Skyros town is a true Greek island gem and picture-postcard-pretty. The English WW1 poet, Rupert Brookes chose to be buried on Skyros. I can understand why.
A maze of white cubist, bougainvillea and jasmine clad houses, tightly squeezed together organically tumbling up and down the steep hill upon which the town is built; hidden alleyways, cobbled paths, lots of steps, all majestically overseen by a monastery at the very top of the rock. Consequently the town is completely pedestrianized as only a few roads lower down can accommodate vehicles. The village is vibrant, oozing with life and laughter, the locals extremely friendly and welcoming, where ‘kali mera’ and other greetings are freely given to everyone: apart from the luxuriously long Skyros siesta (1.30 – 7.00pm!) when you could hear a pin drop. With a wide range of traditional tavernas and kafe-neons as well as smarter cocktail bars and restaurants, there is no shortage of places to eat, relax and rub shoulders with the locals and (mostly) Greek tourists. There are also a wide range of local and tourist shops, selling good quality jewellery, clothes and ceramics, for which Skyros has a justifiably deserved reputation.
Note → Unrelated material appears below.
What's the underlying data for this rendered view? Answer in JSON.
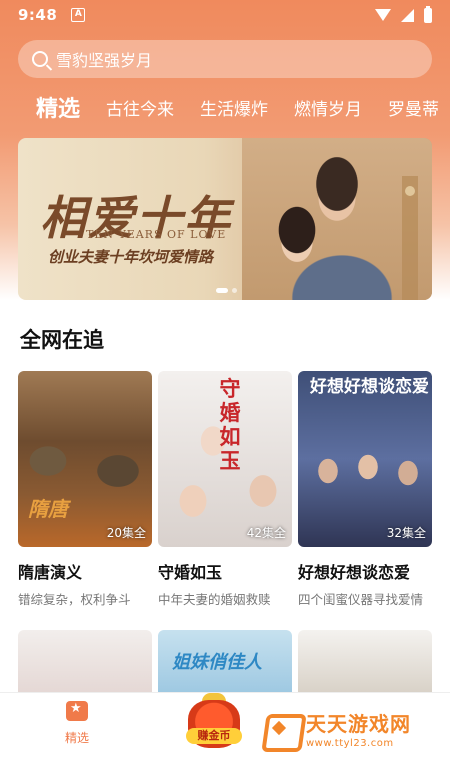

If two ferries and a coach ride would deter you from visiting the island and experiencing the joys of a Skyros holiday there are domestic flights from Athens four days a week – just don’t bank on the days tying in exactly with the course start and end days. But, look on the bright side, for little additional cost you could add a day or two onto your stay, so it’s win-win all round.
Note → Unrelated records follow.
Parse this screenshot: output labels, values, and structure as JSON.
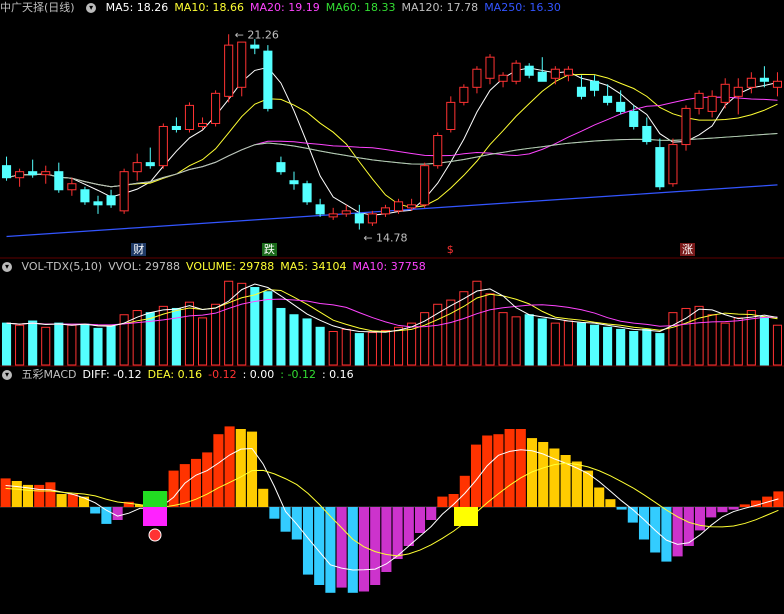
{
  "main_panel": {
    "title": "中广天择(日线)",
    "ma": [
      {
        "label": "MA5: 18.26",
        "color": "#ffffff"
      },
      {
        "label": "MA10: 18.66",
        "color": "#ffff33"
      },
      {
        "label": "MA20: 19.19",
        "color": "#ff44ff"
      },
      {
        "label": "MA60: 18.33",
        "color": "#33dd33"
      },
      {
        "label": "MA120: 17.78",
        "color": "#c0c0c0"
      },
      {
        "label": "MA250: 16.30",
        "color": "#3355ff"
      }
    ],
    "high_label": "21.26",
    "low_label": "14.78",
    "markers": [
      {
        "text": "财",
        "color": "#ffffff",
        "bg": "#1f3a66"
      },
      {
        "text": "跌",
        "color": "#ffffff",
        "bg": "#1a6a1a"
      },
      {
        "text": "$",
        "color": "#ff3333",
        "bg": ""
      },
      {
        "text": "涨",
        "color": "#ffffff",
        "bg": "#7a1a1a"
      }
    ]
  },
  "vol_panel": {
    "items": [
      {
        "label": "VOL-TDX(5,10)",
        "color": "#c0c0c0"
      },
      {
        "label": "VVOL: 29788",
        "color": "#c0c0c0"
      },
      {
        "label": "VOLUME: 29788",
        "color": "#ffff33"
      },
      {
        "label": "MA5: 34104",
        "color": "#ffff33"
      },
      {
        "label": "MA10: 37758",
        "color": "#ff44ff"
      }
    ]
  },
  "macd_panel": {
    "items": [
      {
        "label": "五彩MACD",
        "color": "#c0c0c0"
      },
      {
        "label": "DIFF: -0.12",
        "color": "#ffffff"
      },
      {
        "label": "DEA: 0.16",
        "color": "#ffff33"
      },
      {
        "label": "-0.12",
        "color": "#ff3333"
      },
      {
        "label": ": 0.00",
        "color": "#ffffff"
      },
      {
        "label": ": -0.12",
        "color": "#33dd33"
      },
      {
        "label": ": 0.16",
        "color": "#ffffff"
      }
    ]
  },
  "chart_data": {
    "type": "candlestick",
    "candles": [
      {
        "o": 16.9,
        "h": 17.2,
        "l": 16.4,
        "c": 16.5
      },
      {
        "o": 16.5,
        "h": 16.8,
        "l": 16.2,
        "c": 16.7
      },
      {
        "o": 16.7,
        "h": 17.1,
        "l": 16.5,
        "c": 16.6
      },
      {
        "o": 16.6,
        "h": 16.9,
        "l": 16.3,
        "c": 16.7
      },
      {
        "o": 16.7,
        "h": 17.0,
        "l": 16.0,
        "c": 16.1
      },
      {
        "o": 16.1,
        "h": 16.5,
        "l": 15.9,
        "c": 16.3
      },
      {
        "o": 16.1,
        "h": 16.2,
        "l": 15.6,
        "c": 15.7
      },
      {
        "o": 15.7,
        "h": 15.9,
        "l": 15.3,
        "c": 15.6
      },
      {
        "o": 15.9,
        "h": 16.1,
        "l": 15.5,
        "c": 15.6
      },
      {
        "o": 15.4,
        "h": 16.8,
        "l": 15.3,
        "c": 16.7
      },
      {
        "o": 16.7,
        "h": 17.3,
        "l": 16.4,
        "c": 17.0
      },
      {
        "o": 17.0,
        "h": 17.5,
        "l": 16.8,
        "c": 16.9
      },
      {
        "o": 16.9,
        "h": 18.3,
        "l": 16.8,
        "c": 18.2
      },
      {
        "o": 18.2,
        "h": 18.5,
        "l": 18.0,
        "c": 18.1
      },
      {
        "o": 18.1,
        "h": 19.0,
        "l": 18.0,
        "c": 18.9
      },
      {
        "o": 18.2,
        "h": 18.5,
        "l": 18.1,
        "c": 18.3
      },
      {
        "o": 18.3,
        "h": 19.4,
        "l": 18.2,
        "c": 19.3
      },
      {
        "o": 19.2,
        "h": 21.26,
        "l": 19.0,
        "c": 20.9
      },
      {
        "o": 19.5,
        "h": 21.0,
        "l": 19.2,
        "c": 21.0
      },
      {
        "o": 20.9,
        "h": 21.1,
        "l": 20.6,
        "c": 20.8
      },
      {
        "o": 20.7,
        "h": 20.9,
        "l": 18.7,
        "c": 18.8
      },
      {
        "o": 17.0,
        "h": 17.2,
        "l": 16.6,
        "c": 16.7
      },
      {
        "o": 16.4,
        "h": 16.7,
        "l": 16.1,
        "c": 16.3
      },
      {
        "o": 16.3,
        "h": 16.4,
        "l": 15.6,
        "c": 15.7
      },
      {
        "o": 15.6,
        "h": 15.8,
        "l": 15.2,
        "c": 15.3
      },
      {
        "o": 15.2,
        "h": 15.5,
        "l": 15.1,
        "c": 15.3
      },
      {
        "o": 15.3,
        "h": 15.6,
        "l": 15.2,
        "c": 15.4
      },
      {
        "o": 15.3,
        "h": 15.6,
        "l": 14.78,
        "c": 15.0
      },
      {
        "o": 15.0,
        "h": 15.4,
        "l": 14.9,
        "c": 15.3
      },
      {
        "o": 15.3,
        "h": 15.6,
        "l": 15.2,
        "c": 15.5
      },
      {
        "o": 15.4,
        "h": 15.8,
        "l": 15.3,
        "c": 15.7
      },
      {
        "o": 15.5,
        "h": 15.8,
        "l": 15.4,
        "c": 15.6
      },
      {
        "o": 15.6,
        "h": 17.0,
        "l": 15.5,
        "c": 16.9
      },
      {
        "o": 16.9,
        "h": 18.0,
        "l": 16.8,
        "c": 17.9
      },
      {
        "o": 18.1,
        "h": 19.2,
        "l": 18.0,
        "c": 19.0
      },
      {
        "o": 19.0,
        "h": 19.6,
        "l": 18.9,
        "c": 19.5
      },
      {
        "o": 19.5,
        "h": 20.2,
        "l": 19.3,
        "c": 20.1
      },
      {
        "o": 19.8,
        "h": 20.6,
        "l": 19.6,
        "c": 20.5
      },
      {
        "o": 19.7,
        "h": 20.0,
        "l": 19.5,
        "c": 19.9
      },
      {
        "o": 19.7,
        "h": 20.4,
        "l": 19.6,
        "c": 20.3
      },
      {
        "o": 20.2,
        "h": 20.3,
        "l": 19.8,
        "c": 19.9
      },
      {
        "o": 20.0,
        "h": 20.5,
        "l": 19.8,
        "c": 19.7
      },
      {
        "o": 19.8,
        "h": 20.2,
        "l": 19.6,
        "c": 20.1
      },
      {
        "o": 19.9,
        "h": 20.2,
        "l": 19.7,
        "c": 20.1
      },
      {
        "o": 19.5,
        "h": 19.9,
        "l": 19.1,
        "c": 19.2
      },
      {
        "o": 19.7,
        "h": 19.9,
        "l": 19.2,
        "c": 19.4
      },
      {
        "o": 19.2,
        "h": 19.6,
        "l": 18.9,
        "c": 19.0
      },
      {
        "o": 19.0,
        "h": 19.4,
        "l": 18.6,
        "c": 18.7
      },
      {
        "o": 18.7,
        "h": 18.9,
        "l": 18.1,
        "c": 18.2
      },
      {
        "o": 18.2,
        "h": 18.5,
        "l": 17.6,
        "c": 17.7
      },
      {
        "o": 17.5,
        "h": 17.8,
        "l": 16.1,
        "c": 16.2
      },
      {
        "o": 16.3,
        "h": 17.8,
        "l": 16.2,
        "c": 17.6
      },
      {
        "o": 17.6,
        "h": 18.9,
        "l": 17.4,
        "c": 18.8
      },
      {
        "o": 18.8,
        "h": 19.4,
        "l": 18.6,
        "c": 19.3
      },
      {
        "o": 18.7,
        "h": 19.4,
        "l": 18.5,
        "c": 19.2
      },
      {
        "o": 19.0,
        "h": 19.8,
        "l": 18.8,
        "c": 19.6
      },
      {
        "o": 19.2,
        "h": 19.8,
        "l": 18.6,
        "c": 19.5
      },
      {
        "o": 19.5,
        "h": 20.0,
        "l": 19.3,
        "c": 19.8
      },
      {
        "o": 19.8,
        "h": 20.2,
        "l": 19.5,
        "c": 19.7
      },
      {
        "o": 19.5,
        "h": 20.0,
        "l": 19.2,
        "c": 19.7
      }
    ],
    "volumes": [
      40,
      38,
      42,
      36,
      40,
      38,
      39,
      35,
      37,
      48,
      52,
      50,
      56,
      54,
      60,
      45,
      58,
      80,
      78,
      74,
      70,
      54,
      48,
      44,
      36,
      32,
      34,
      30,
      31,
      33,
      36,
      40,
      50,
      58,
      62,
      70,
      80,
      68,
      50,
      46,
      48,
      44,
      40,
      42,
      40,
      38,
      36,
      34,
      32,
      34,
      30,
      50,
      54,
      56,
      48,
      40,
      45,
      52,
      46,
      38
    ],
    "macd": [
      0.22,
      0.2,
      0.17,
      0.17,
      0.19,
      0.1,
      0.1,
      0.08,
      -0.05,
      -0.13,
      -0.1,
      0.04,
      0.02,
      -0.1,
      0.12,
      0.28,
      0.33,
      0.37,
      0.42,
      0.56,
      0.62,
      0.6,
      0.58,
      0.14,
      -0.09,
      -0.19,
      -0.25,
      -0.52,
      -0.6,
      -0.66,
      -0.62,
      -0.66,
      -0.65,
      -0.6,
      -0.5,
      -0.4,
      -0.3,
      -0.2,
      -0.1,
      0.08,
      0.1,
      0.24,
      0.48,
      0.55,
      0.56,
      0.6,
      0.6,
      0.53,
      0.5,
      0.45,
      0.4,
      0.35,
      0.28,
      0.15,
      0.06,
      -0.02,
      -0.12,
      -0.25,
      -0.35,
      -0.42,
      -0.38,
      -0.3,
      -0.18,
      -0.08,
      -0.04,
      -0.02,
      0.02,
      0.05,
      0.08,
      0.12
    ]
  }
}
As well as the Centre, Skyros Holidays also offer a different experience at Atsitsa Bay, a hamlet surrounded by a pine forest on the other side of the island. During our stay Skyros Holidays celebrated its 35th birthday so we went over to Atsitsa for a celebration party. Accommodation here is in very basic small huts and communal bathrooms. Catering for larger numbers than the Centre and set in lush gardens, Atsitsa offers a larger variety of courses including ‘drop-in’ classes where you can do as much or as little as you like. Essentially, Atsitsa is an inclusive holiday, with full-board and lots of activities where children are also welcome. Like the Skyros Centre, Atsitsa has its own fan base with many repeat guests, but although beautifully located I was glad to be staying in the town.
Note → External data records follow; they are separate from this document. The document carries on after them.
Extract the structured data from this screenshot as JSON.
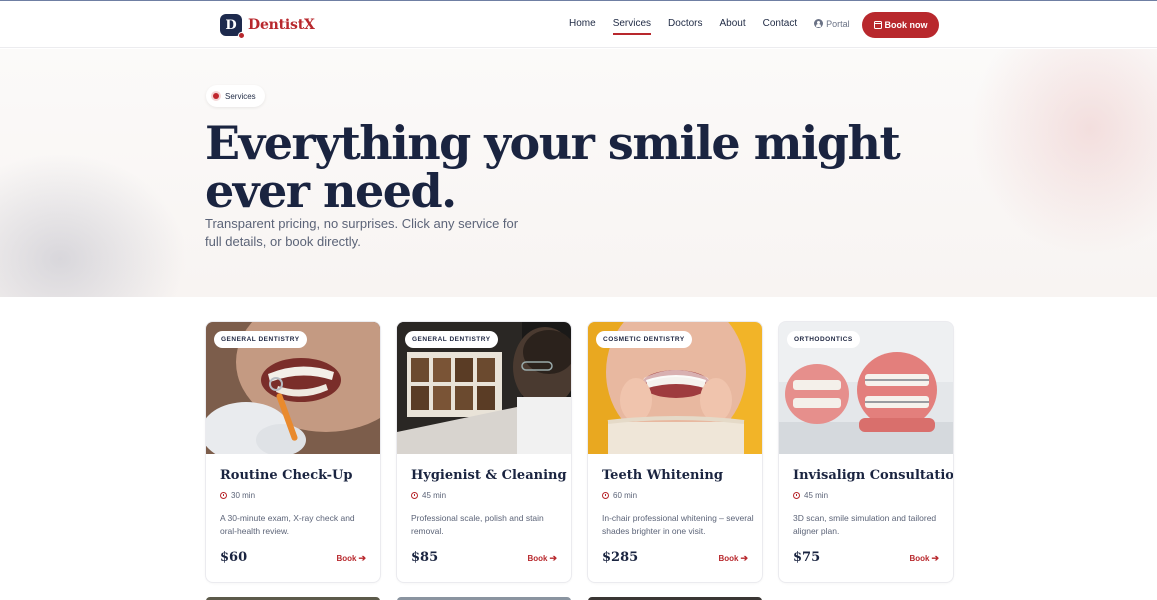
{
  "brand": {
    "logo_letter": "D",
    "name": "DentistX",
    "accent_color": "#b8282d",
    "navy_color": "#1d2a4d"
  },
  "nav": {
    "links": [
      {
        "label": "Home",
        "active": false
      },
      {
        "label": "Services",
        "active": true
      },
      {
        "label": "Doctors",
        "active": false
      },
      {
        "label": "About",
        "active": false
      },
      {
        "label": "Contact",
        "active": false
      }
    ],
    "portal_label": "Portal",
    "portal_icon": "user-circle-icon",
    "book_label": "Book now",
    "book_icon": "calendar-icon"
  },
  "hero": {
    "pill": "Services",
    "title": "Everything your smile might ever need.",
    "subtitle": "Transparent pricing, no surprises. Click any service for full details, or book directly."
  },
  "services": [
    {
      "category": "GENERAL DENTISTRY",
      "title": "Routine Check-Up",
      "duration": "30 min",
      "description": "A 30-minute exam, X-ray check and oral-health review.",
      "price": "$60",
      "cta": "Book"
    },
    {
      "category": "GENERAL DENTISTRY",
      "title": "Hygienist & Cleaning",
      "duration": "45 min",
      "description": "Professional scale, polish and stain removal.",
      "price": "$85",
      "cta": "Book"
    },
    {
      "category": "COSMETIC DENTISTRY",
      "title": "Teeth Whitening",
      "duration": "60 min",
      "description": "In-chair professional whitening – several shades brighter in one visit.",
      "price": "$285",
      "cta": "Book"
    },
    {
      "category": "ORTHODONTICS",
      "title": "Invisalign Consultation",
      "duration": "45 min",
      "description": "3D scan, smile simulation and tailored aligner plan.",
      "price": "$75",
      "cta": "Book"
    }
  ]
}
It can often be quite daunting, holidaying on your own. Particularly if you are female. During my two weeks at the Skyros Centre I felt very secure, never lonely, met some lovely people, learnt new skills and enjoyed myself enormously. Skyros may not suit everyone. But if you are open to meeting new people and trying something different it might be just what you need. Certainly the very high number of people I met who had holidayed there before speaks for itself.
You may find interesting:
Skyros Creative Writing Holidays on the Isle of Wight